As SA’s economic growth prospects have deteriorated, successive budgets have tried and failed to meet deficit targets, with each one pushing out the target for stabilising the ratio of public debt to gross domestic product. Former finance minister Nhlanhla Nene had to revise three-year targets again in October’s mid-term budget to take into account a decline in expected growth rates to an estimated 1.7% for this year, 2.6% for next year and 2.8% for 2018. No one now expects anything close to that, and the R7bn revenue shortfall projected last October could climb to R22bn or more.
That alone will make it a stretch for Gordhan to meet October’s revised consolidated deficit targets of 3.8% for the fiscal year just ending, falling to 3% in 2018-19.
But the 9/12 damage to credibility and the threat of a downgrade may require that targets for fiscal rectitude be bettered, not just met.
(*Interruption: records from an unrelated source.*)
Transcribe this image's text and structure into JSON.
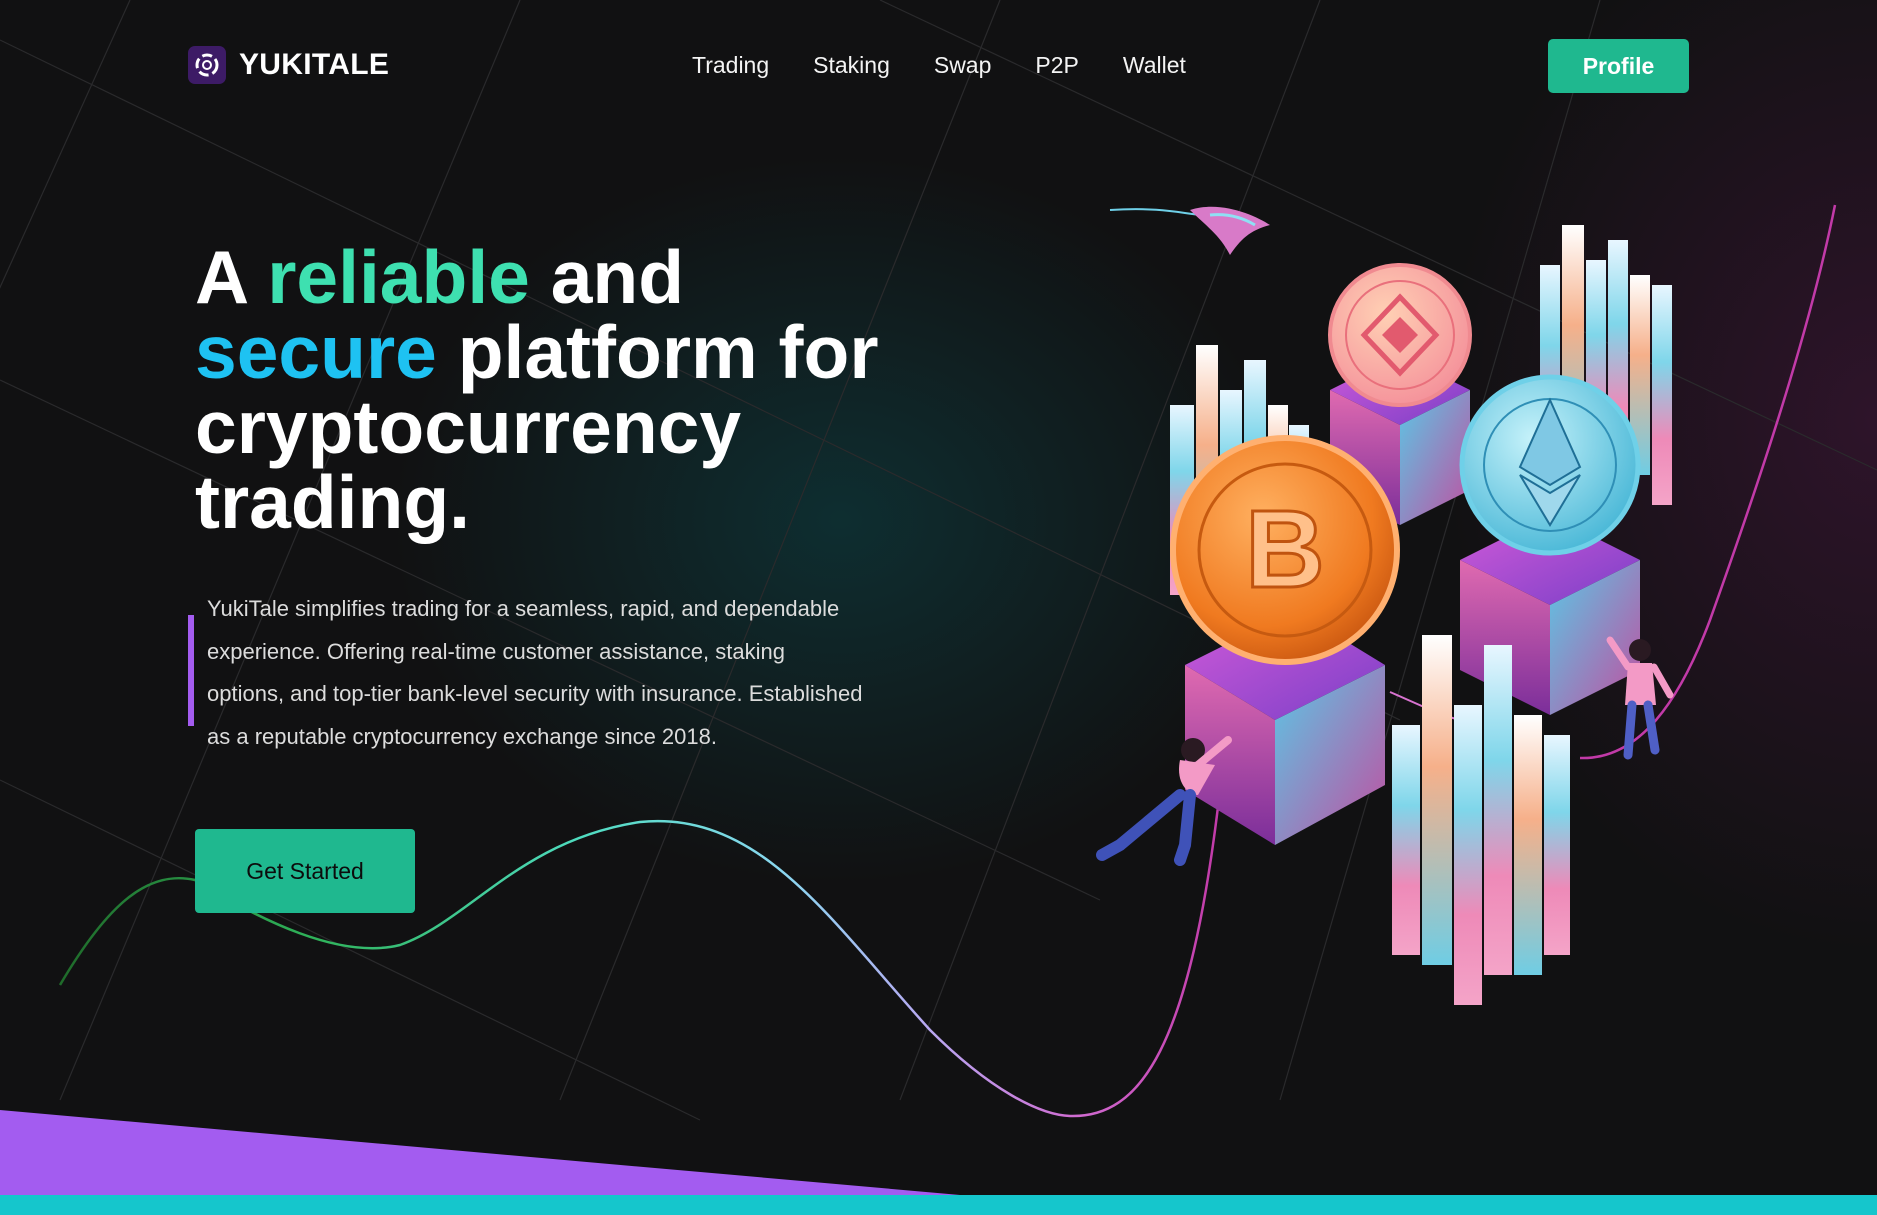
{
  "brand": {
    "name": "YUKITALE",
    "logo_icon": "yukitale-logo-icon"
  },
  "nav": {
    "items": [
      {
        "label": "Trading"
      },
      {
        "label": "Staking"
      },
      {
        "label": "Swap"
      },
      {
        "label": "P2P"
      },
      {
        "label": "Wallet"
      }
    ]
  },
  "header": {
    "profile_label": "Profile"
  },
  "hero": {
    "title_part1": "A ",
    "title_highlight1": "reliable",
    "title_part2": " and ",
    "title_highlight2": "secure",
    "title_part3": " platform for cryptocurrency trading.",
    "description": "YukiTale simplifies trading for a seamless, rapid, and dependable experience. Offering real-time customer assistance, staking options, and top-tier bank-level security with insurance. Established as a reputable cryptocurrency exchange since 2018.",
    "cta_label": "Get Started"
  },
  "illustration": {
    "coins": [
      {
        "name": "BITCOIN",
        "symbol": "B"
      },
      {
        "name": "BINANCE",
        "symbol": "◆"
      },
      {
        "name": "ETHEREUM",
        "symbol": "◆"
      }
    ]
  },
  "colors": {
    "accent_green": "#1fb88f",
    "highlight_green": "#3ee0b0",
    "highlight_blue": "#1ec2f2",
    "accent_purple": "#a45cf0",
    "background": "#111112"
  }
}
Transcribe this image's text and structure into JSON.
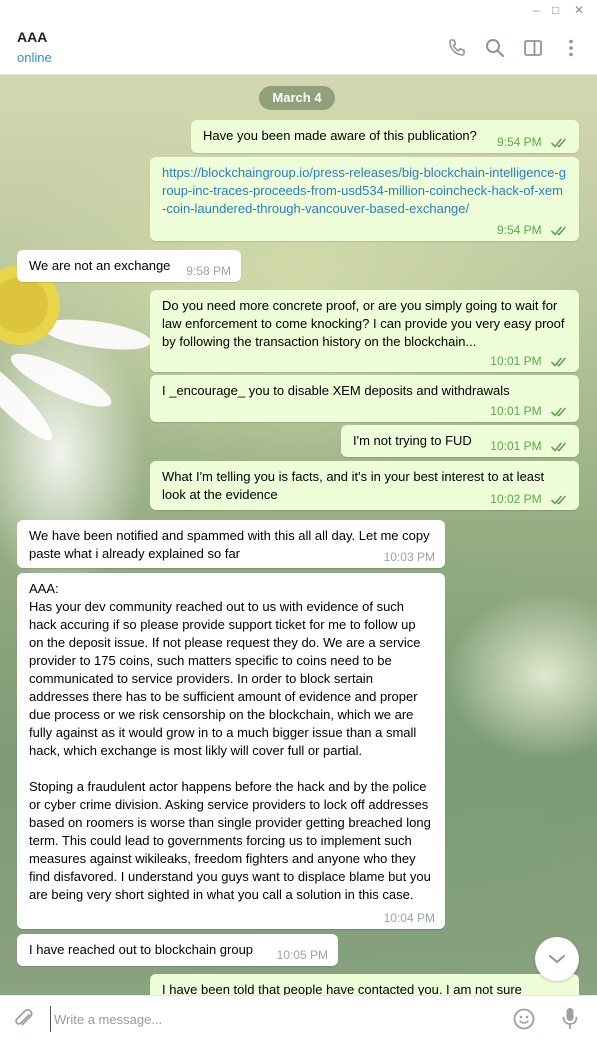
{
  "window": {
    "minimize": "–",
    "maximize": "□",
    "close": "✕"
  },
  "header": {
    "title": "AAA",
    "status": "online",
    "icons": [
      "phone-icon",
      "search-icon",
      "sidebar-toggle-icon",
      "more-icon"
    ]
  },
  "date_separator": "March 4",
  "messages": [
    {
      "from": "me",
      "text": "Have you been made aware of this publication?",
      "time": "9:54 PM",
      "read": true
    },
    {
      "from": "me",
      "text": "https://blockchaingroup.io/press-releases/big-blockchain-intelligence-group-inc-traces-proceeds-from-usd534-million-coincheck-hack-of-xem-coin-laundered-through-vancouver-based-exchange/",
      "time": "9:54 PM",
      "read": true,
      "is_link": true
    },
    {
      "from": "them",
      "text": "We are not an exchange",
      "time": "9:58 PM"
    },
    {
      "from": "me",
      "text": "Do you need more concrete proof, or are you simply going to wait for law enforcement to come knocking? I can provide you very easy proof by following the transaction history on the blockchain...",
      "time": "10:01 PM",
      "read": true
    },
    {
      "from": "me",
      "text": "I _encourage_ you to disable XEM deposits and withdrawals",
      "time": "10:01 PM",
      "read": true
    },
    {
      "from": "me",
      "text": "I'm not trying to FUD",
      "time": "10:01 PM",
      "read": true
    },
    {
      "from": "me",
      "text": "What I'm telling you is facts, and it's in your best interest to at least look at the evidence",
      "time": "10:02 PM",
      "read": true
    },
    {
      "from": "them",
      "text": "We have been notified and spammed with this all all day. Let me copy paste what i already explained so far",
      "time": "10:03 PM"
    },
    {
      "from": "them",
      "text": "AAA:\nHas your dev community reached out to us with evidence of such hack accuring if so please provide support ticket for me to follow up on the deposit issue. If not please request they do. We are a service provider to 175 coins, such matters specific to coins need to be communicated to service providers. In order to block sertain addresses there has to be sufficient amount of evidence and proper due process or we risk censorship on the blockchain, which we are fully against as it would grow in to a much bigger issue than a small hack, which exchange is most likly will cover full or partial.\n\nStoping a fraudulent actor happens before the hack and by the police or cyber crime division. Asking service providers to lock off addresses based on roomers is worse than single provider getting breached long term. This could lead to governments forcing us to implement such measures against wikileaks, freedom fighters and anyone who they find disfavored. I understand you guys want to displace blame but you are being very short sighted in what you call a solution in this case.",
      "time": "10:04 PM"
    },
    {
      "from": "them",
      "text": "I have reached out to blockchain group",
      "time": "10:05 PM"
    },
    {
      "from": "me",
      "text": "I have been told that people have contacted you. I am not sure",
      "time": "",
      "read": false
    }
  ],
  "composer": {
    "placeholder": "Write a message..."
  },
  "colors": {
    "accent": "#2a8fd6",
    "outgoing_bubble": "#eefed8",
    "incoming_bubble": "#ffffff",
    "read_tick": "#5ea84d"
  }
}
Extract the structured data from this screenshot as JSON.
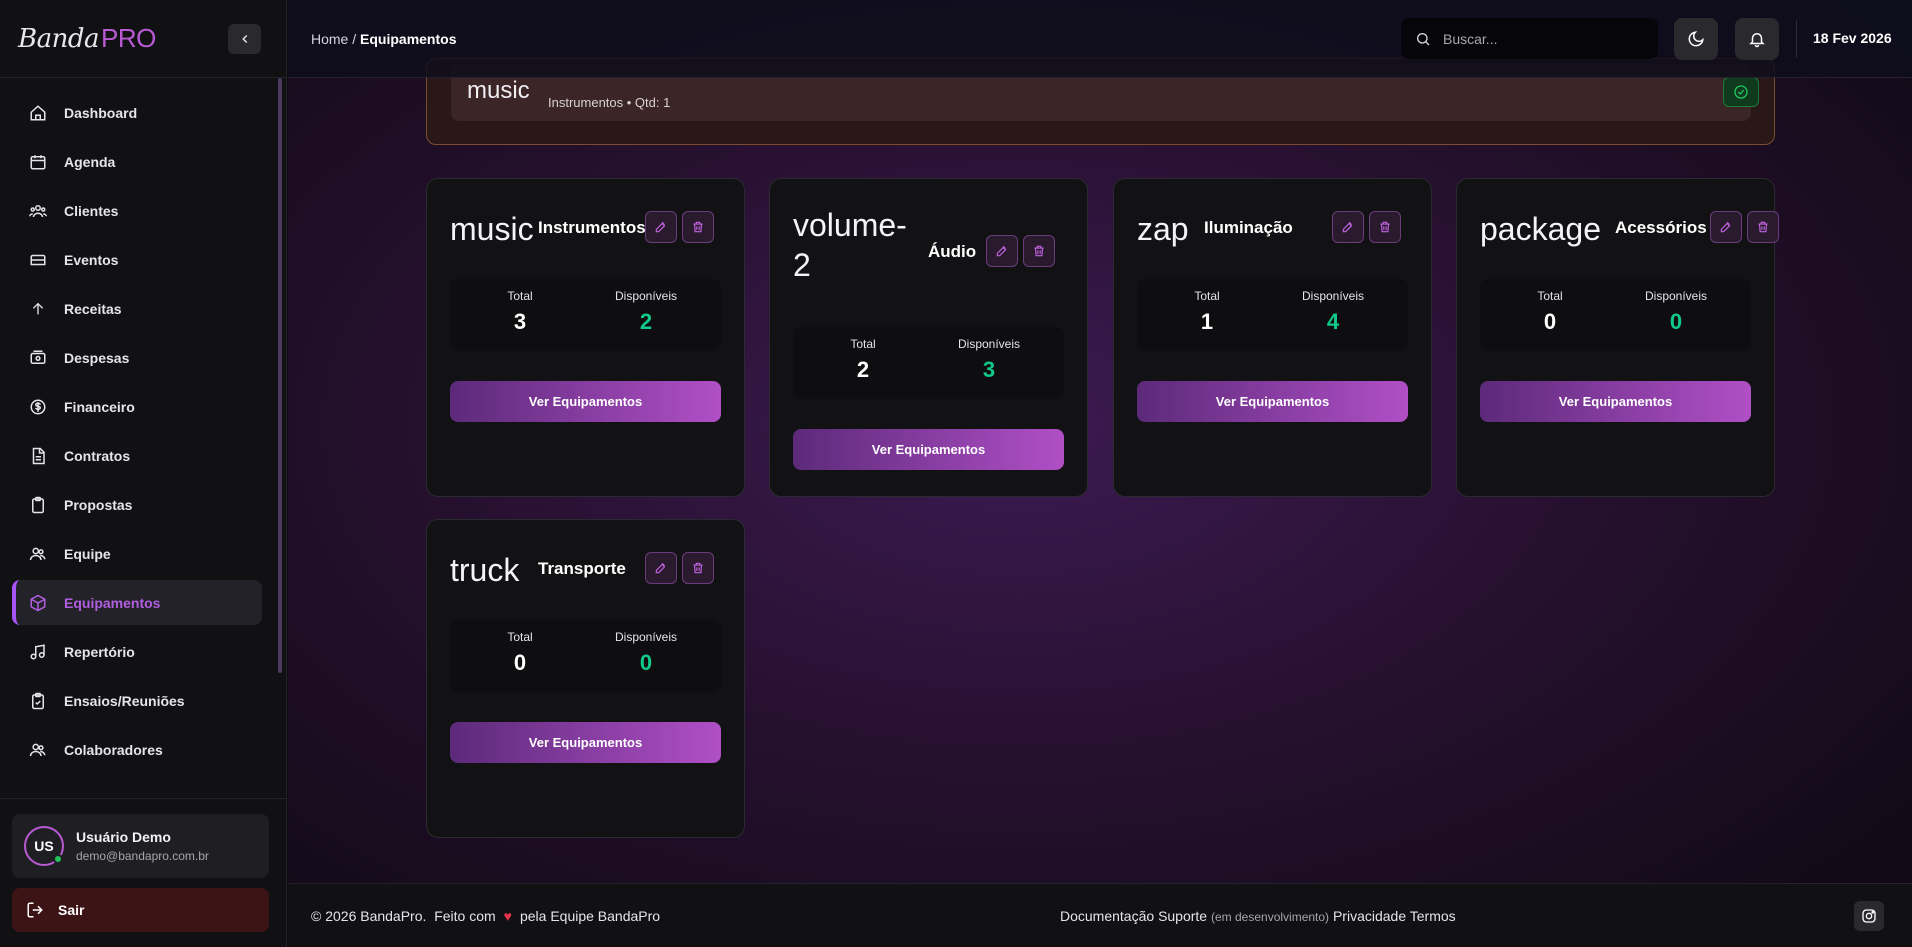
{
  "brand": {
    "logo_script": "Banda",
    "logo_pro": "PRO"
  },
  "sidebar": {
    "items": [
      {
        "label": "Dashboard",
        "icon": "home-icon"
      },
      {
        "label": "Agenda",
        "icon": "calendar-icon"
      },
      {
        "label": "Clientes",
        "icon": "users-icon"
      },
      {
        "label": "Eventos",
        "icon": "ticket-icon"
      },
      {
        "label": "Receitas",
        "icon": "arrow-up-icon"
      },
      {
        "label": "Despesas",
        "icon": "wallet-icon"
      },
      {
        "label": "Financeiro",
        "icon": "dollar-icon"
      },
      {
        "label": "Contratos",
        "icon": "file-icon"
      },
      {
        "label": "Propostas",
        "icon": "clipboard-icon"
      },
      {
        "label": "Equipe",
        "icon": "team-icon"
      },
      {
        "label": "Equipamentos",
        "icon": "box-icon",
        "active": true
      },
      {
        "label": "Repertório",
        "icon": "music-note-icon"
      },
      {
        "label": "Ensaios/Reuniões",
        "icon": "clipboard-check-icon"
      },
      {
        "label": "Colaboradores",
        "icon": "collab-icon"
      }
    ],
    "user": {
      "initials": "US",
      "name": "Usuário Demo",
      "email": "demo@bandapro.com.br"
    },
    "logout_label": "Sair"
  },
  "header": {
    "breadcrumb_home": "Home",
    "breadcrumb_sep": " / ",
    "breadcrumb_current": "Equipamentos",
    "search_placeholder": "Buscar...",
    "date": "18 Fev 2026"
  },
  "banner": {
    "icon_name": "music",
    "subtitle": "Instrumentos • Qtd: 1"
  },
  "cards": [
    {
      "icon_name": "music",
      "title": "Instrumentos",
      "total_label": "Total",
      "total": "3",
      "avail_label": "Disponíveis",
      "avail": "2",
      "button": "Ver Equipamentos"
    },
    {
      "icon_name": "volume-2",
      "title": "Áudio",
      "total_label": "Total",
      "total": "2",
      "avail_label": "Disponíveis",
      "avail": "3",
      "button": "Ver Equipamentos"
    },
    {
      "icon_name": "zap",
      "title": "Iluminação",
      "total_label": "Total",
      "total": "1",
      "avail_label": "Disponíveis",
      "avail": "4",
      "button": "Ver Equipamentos"
    },
    {
      "icon_name": "package",
      "title": "Acessórios",
      "total_label": "Total",
      "total": "0",
      "avail_label": "Disponíveis",
      "avail": "0",
      "button": "Ver Equipamentos"
    },
    {
      "icon_name": "truck",
      "title": "Transporte",
      "total_label": "Total",
      "total": "0",
      "avail_label": "Disponíveis",
      "avail": "0",
      "button": "Ver Equipamentos"
    }
  ],
  "footer": {
    "copyright": "© 2026 BandaPro.",
    "made_with": "Feito com",
    "by_team": "pela Equipe BandaPro",
    "doc": "Documentação",
    "support": "Suporte",
    "in_dev": "(em desenvolvimento)",
    "privacy": "Privacidade",
    "terms": "Termos"
  },
  "colors": {
    "accent": "#a855f7",
    "available": "#10c98a",
    "logout_bg": "#3d1416"
  }
}
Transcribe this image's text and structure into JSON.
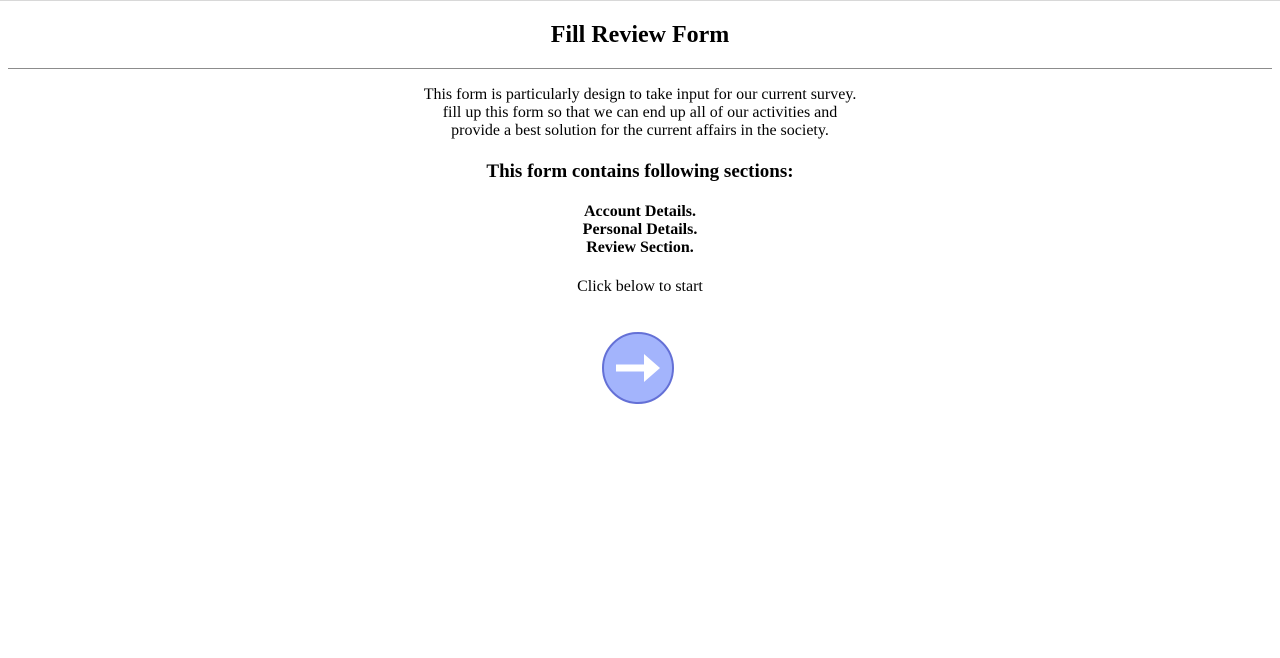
{
  "page": {
    "title": "Fill Review Form"
  },
  "intro": {
    "lines": [
      "This form is particularly design to take input for our current survey.",
      "fill up this form so that we can end up all of our activities and",
      "provide a best solution for the current affairs in the society."
    ]
  },
  "sections_heading": "This form contains following sections:",
  "sections": [
    "Account Details.",
    "Personal Details.",
    "Review Section."
  ],
  "cta": {
    "text": "Click below to start",
    "button_icon": "arrow-right-icon"
  },
  "colors": {
    "button_fill": "#a3b4fc",
    "button_border": "#6470d6",
    "arrow": "#ffffff"
  }
}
This could imply a much larger gap needs to be closed over the next three years through spending less, taxing more, or both. There is no way to do this without affecting economic growth. So it’s a question of how growth and fiscal challenges are traded off — and whether the ratings agencies can be persuaded to give Gordhan the space to deliver, and whether he and his budget are seen as credible.
Broadly there are two scenarios. One is radical “austerity”, in which he does politically unpopular but macroeconomically sensible things such as raising taxes, including value added tax (VAT), and cutting spending (including on public sector pay), rather than just slowing the growth in spending, as recent budgets have done. That would signal Gordhan has the political authority to do what it takes to sort out the fiscal metrics in a low-growth scenario.
But even if it were politically possible, a genuinely austere budget would hit growth hard, potentially tipping the economy into recession. That might stoke the rating agencies’ growth concern, so such a budget would work only if it were taken as a signal of the government’s willingness and ability to implement measures, however politically contested, that would enhance growth and boost private sector investment.
An alternative, and probably more likely, scenario is a make-a-plan-type budget that relies on a variety of tax hikes, especially for more affluent taxpayers and corporates, as well as on higher fuel levies, to boost revenue by R10bn-R15bn (rather than the R20bn that just one percentage point on VAT would add) and at the same time curbs spending growth by reducing transfers to provinces in an effort to force them to reallocate. Chances are that only the better-managed ones would find optimal ways to do this, while the more dysfunctional ones would do damage to service delivery.
The more piecemeal, make-a-plan approach might hit growth less hard and would be easier to pull off politically. But it might again just kick the can down the road. It’s not clear that markets would believe it or that a ratings downgrade would be averted — unless Gordhan can persuade them he has struck the right balance between fiscal and growth metrics.
How he does this amid a clamour of demands for more spending on everything from universities to National Health Insurance to new nuclear to bail-outs for ailing state-owned companies such as South Africa Airways (SAA) is not clear.
On its own, even a suitably disciplined fiscal framework won’t do the trick, as long as the government continues to be ambivalent, at best, about going for growth. That is why, if he is to avert a downgrade and win back investors, Gordhan will have to demonstrate this week that he has the authority to do more than just balance the budget. Just one or two strong, strategic signals might buy him some space.
SAA has become a lightning rod for investor perceptions. An announcement that Gordhan has put in place a new board of experienced professionals, with a mandate to privatise the airline, might not solve his fiscal problems, but it could go a long way to restoring credibility.
• Joffe is associate editor of Business Day
This article first appeared on bdlive.co.za.